══ Provided material ══
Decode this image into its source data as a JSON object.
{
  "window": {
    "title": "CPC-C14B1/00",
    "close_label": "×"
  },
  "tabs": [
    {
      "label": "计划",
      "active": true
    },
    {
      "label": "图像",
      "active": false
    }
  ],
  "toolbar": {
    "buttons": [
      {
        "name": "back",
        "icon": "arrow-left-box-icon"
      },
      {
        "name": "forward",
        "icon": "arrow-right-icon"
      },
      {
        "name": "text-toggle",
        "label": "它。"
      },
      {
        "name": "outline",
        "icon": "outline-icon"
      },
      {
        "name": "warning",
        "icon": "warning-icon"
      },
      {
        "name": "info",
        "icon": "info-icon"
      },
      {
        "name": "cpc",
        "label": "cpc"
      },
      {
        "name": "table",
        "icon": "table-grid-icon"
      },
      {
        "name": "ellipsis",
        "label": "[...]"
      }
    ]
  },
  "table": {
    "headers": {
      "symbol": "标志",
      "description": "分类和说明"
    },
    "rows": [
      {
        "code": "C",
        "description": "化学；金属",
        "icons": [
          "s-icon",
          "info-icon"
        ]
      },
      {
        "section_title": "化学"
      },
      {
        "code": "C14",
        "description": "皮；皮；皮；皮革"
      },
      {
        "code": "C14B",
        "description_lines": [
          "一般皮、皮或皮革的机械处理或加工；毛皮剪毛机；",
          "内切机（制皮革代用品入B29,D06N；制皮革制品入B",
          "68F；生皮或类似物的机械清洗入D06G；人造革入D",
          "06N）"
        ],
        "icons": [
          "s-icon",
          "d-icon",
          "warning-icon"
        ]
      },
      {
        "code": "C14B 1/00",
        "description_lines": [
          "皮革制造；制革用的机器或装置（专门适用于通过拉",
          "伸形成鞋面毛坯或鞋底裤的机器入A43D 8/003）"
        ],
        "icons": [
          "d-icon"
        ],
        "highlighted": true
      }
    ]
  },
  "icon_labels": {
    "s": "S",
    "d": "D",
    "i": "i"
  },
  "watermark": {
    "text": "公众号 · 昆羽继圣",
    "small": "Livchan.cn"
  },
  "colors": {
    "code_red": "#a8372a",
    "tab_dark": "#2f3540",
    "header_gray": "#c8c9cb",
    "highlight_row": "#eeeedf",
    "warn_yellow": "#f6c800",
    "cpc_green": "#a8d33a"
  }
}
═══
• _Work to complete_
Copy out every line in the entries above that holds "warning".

• _Completed exercise_
        "name": "warning",
        "icon": "warning-icon"
          "warning-icon"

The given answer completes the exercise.